      For more information on the survey methodology and findings or to speak to one of our researchers, please contact our team at rentonomics@apartmentlist.com.

      View our national survey results here.
      Read More

      Renter Confidence Survey

      Apartment List has released Philadelphia’s results from the third annual Apartment List Renter Satisfaction Survey. This survey, which drew on responses from over 45,000 renters nationwide, provides insight on what states and cities must do to meet the needs of the country’s 111 million renters.

      "Philadelphia renters expressed satisfaction with the city overall," according to Apartment Li...

      View full Philadelphia Renter Survey

      Here’s how Philadelphia ranks on:

      C+
      Overall satisfaction
      D
      Safety and crime rate
      C+
      Jobs and career opportunities
      A-
      Recreational activities
      B
      Affordability
      B+
      Social Life
      C
      Weather
      A-
      Commute time
      D
      State and local taxes
      A+
      Public transit
      B-
      Pet-friendliness

      Overview of Findings

      Apartment List has released Philadelphia’s results from the third annual Apartment List Renter Satisfaction Survey. This survey, which drew on responses from over 45,000 renters nationwide, provides insight on what states and cities must do to meet the needs of the country’s 111 million renters.

      "Philadelphia renters expressed satisfaction with the city overall," according to Apartment List. "However, there seems to be a discrepancy between renters who are parents, who are unsatisfied (F), and millennial renters (C)."

      Key Findings in Philadelphia Include the Following:

      • Philadelphia renters gave their city a C+ overall.
      • The highest-rated categories for Philadelphia were public transit and recreational activities, which received A+ and A- grades, respectively.
      • The areas of concern for Philadelphia renters are quality of local schools (F), state and local taxes (D) and safety and low crime rate (also D.)
      • Renters who are parents are more dissatisfied with their city (F), while millennial renters were more satisfied (C).
      • Philadelphia did relatively poorly compared to other cities in Pennsylvania, including Pittsburgh (B+) and Allentown (B-).
      • Philadelphia ranked comparably to other similar cities nationwide, including Los Angeles (C+), New York (C+) and Miami (C+).
      • The top rated cities nationwide for renter satisfaction include Scottsdale, AZ, Irvine, CA, Boulder, CO and Ann Arbor, MI. The lowest rated cities include Tallahassee, FL, Stockton, CA, Dayton, OH, Detroit, MI and Newark, NJ.

      Renters Say:

      • "There’s always something to do" – David C.
      • "There’s never a dull moment and there are so many options for activities. But it sometimes feels unsafe due to crime." – Jessica R.
      • "Love the four seasons" – Anon.
      • "I love the museums, but the crime is very bad" – Josephine N.
      • "Love the culture, museums and creativity" – Nina M.
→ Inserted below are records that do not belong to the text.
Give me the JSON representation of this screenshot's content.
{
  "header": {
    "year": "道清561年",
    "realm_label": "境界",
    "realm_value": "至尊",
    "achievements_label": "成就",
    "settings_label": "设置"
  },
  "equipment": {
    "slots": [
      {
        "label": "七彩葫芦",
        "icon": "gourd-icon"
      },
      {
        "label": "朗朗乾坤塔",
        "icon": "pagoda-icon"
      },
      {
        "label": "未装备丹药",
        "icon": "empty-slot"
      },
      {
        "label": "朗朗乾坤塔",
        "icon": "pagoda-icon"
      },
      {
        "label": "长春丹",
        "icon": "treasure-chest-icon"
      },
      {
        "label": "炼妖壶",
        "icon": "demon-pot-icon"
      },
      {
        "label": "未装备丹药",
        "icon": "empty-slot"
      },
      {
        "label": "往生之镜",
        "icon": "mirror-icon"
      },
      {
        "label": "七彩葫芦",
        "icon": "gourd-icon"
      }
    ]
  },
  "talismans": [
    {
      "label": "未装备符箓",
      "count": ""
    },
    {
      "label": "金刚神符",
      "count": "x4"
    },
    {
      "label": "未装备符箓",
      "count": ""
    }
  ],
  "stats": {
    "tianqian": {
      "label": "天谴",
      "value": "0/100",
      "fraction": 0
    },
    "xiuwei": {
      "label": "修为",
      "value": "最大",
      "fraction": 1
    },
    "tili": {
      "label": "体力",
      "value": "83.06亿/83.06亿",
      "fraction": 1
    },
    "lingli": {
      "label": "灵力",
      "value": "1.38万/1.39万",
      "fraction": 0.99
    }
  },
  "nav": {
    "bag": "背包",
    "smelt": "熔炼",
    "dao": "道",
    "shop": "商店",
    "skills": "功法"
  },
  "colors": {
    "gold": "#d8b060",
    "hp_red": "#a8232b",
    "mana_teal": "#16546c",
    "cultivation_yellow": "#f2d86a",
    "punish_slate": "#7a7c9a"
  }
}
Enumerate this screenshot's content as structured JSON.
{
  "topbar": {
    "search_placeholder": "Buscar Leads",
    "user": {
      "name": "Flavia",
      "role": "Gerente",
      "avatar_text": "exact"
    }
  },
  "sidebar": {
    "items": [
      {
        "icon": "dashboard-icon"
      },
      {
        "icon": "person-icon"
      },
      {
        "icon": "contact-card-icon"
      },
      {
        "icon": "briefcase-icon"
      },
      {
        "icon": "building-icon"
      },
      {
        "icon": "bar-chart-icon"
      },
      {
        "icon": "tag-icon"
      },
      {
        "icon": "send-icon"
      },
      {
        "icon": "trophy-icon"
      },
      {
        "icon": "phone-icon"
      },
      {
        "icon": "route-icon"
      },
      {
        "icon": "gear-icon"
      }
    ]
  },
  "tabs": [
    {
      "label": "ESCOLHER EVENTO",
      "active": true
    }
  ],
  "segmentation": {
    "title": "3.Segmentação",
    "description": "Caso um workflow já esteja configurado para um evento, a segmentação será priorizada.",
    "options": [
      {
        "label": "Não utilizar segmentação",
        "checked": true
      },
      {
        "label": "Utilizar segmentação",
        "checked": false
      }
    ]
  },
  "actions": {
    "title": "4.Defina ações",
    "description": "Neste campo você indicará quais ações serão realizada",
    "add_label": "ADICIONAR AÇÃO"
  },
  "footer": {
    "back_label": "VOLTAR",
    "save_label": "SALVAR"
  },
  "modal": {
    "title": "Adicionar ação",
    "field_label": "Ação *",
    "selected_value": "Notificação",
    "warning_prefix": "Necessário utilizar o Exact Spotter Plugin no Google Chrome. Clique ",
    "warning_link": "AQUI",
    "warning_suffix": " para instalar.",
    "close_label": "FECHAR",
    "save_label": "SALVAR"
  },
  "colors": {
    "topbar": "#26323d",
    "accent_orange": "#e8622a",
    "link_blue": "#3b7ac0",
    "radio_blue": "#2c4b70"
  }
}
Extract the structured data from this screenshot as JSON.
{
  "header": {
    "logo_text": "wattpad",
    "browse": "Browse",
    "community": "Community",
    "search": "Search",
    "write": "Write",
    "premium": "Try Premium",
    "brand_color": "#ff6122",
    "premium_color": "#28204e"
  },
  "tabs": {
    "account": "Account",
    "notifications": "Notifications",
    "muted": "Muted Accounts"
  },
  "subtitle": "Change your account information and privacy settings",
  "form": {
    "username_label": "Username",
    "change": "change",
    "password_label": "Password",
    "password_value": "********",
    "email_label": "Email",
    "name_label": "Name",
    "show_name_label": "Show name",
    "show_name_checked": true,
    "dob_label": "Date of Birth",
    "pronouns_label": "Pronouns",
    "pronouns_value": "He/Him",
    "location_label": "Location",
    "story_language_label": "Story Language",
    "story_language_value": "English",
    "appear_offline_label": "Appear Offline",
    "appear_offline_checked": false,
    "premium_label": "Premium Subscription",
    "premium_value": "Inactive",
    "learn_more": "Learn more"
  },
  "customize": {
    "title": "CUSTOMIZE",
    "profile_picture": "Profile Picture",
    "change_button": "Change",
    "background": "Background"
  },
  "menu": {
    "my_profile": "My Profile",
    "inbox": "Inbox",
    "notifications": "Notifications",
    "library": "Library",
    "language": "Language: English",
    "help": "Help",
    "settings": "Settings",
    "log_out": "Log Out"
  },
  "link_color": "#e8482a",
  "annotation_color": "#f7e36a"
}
      For more information on the survey methodology and findings or to speak to one of our researchers, please contact our team at rentonomics@apartmentlist.com.

      View our national survey results here.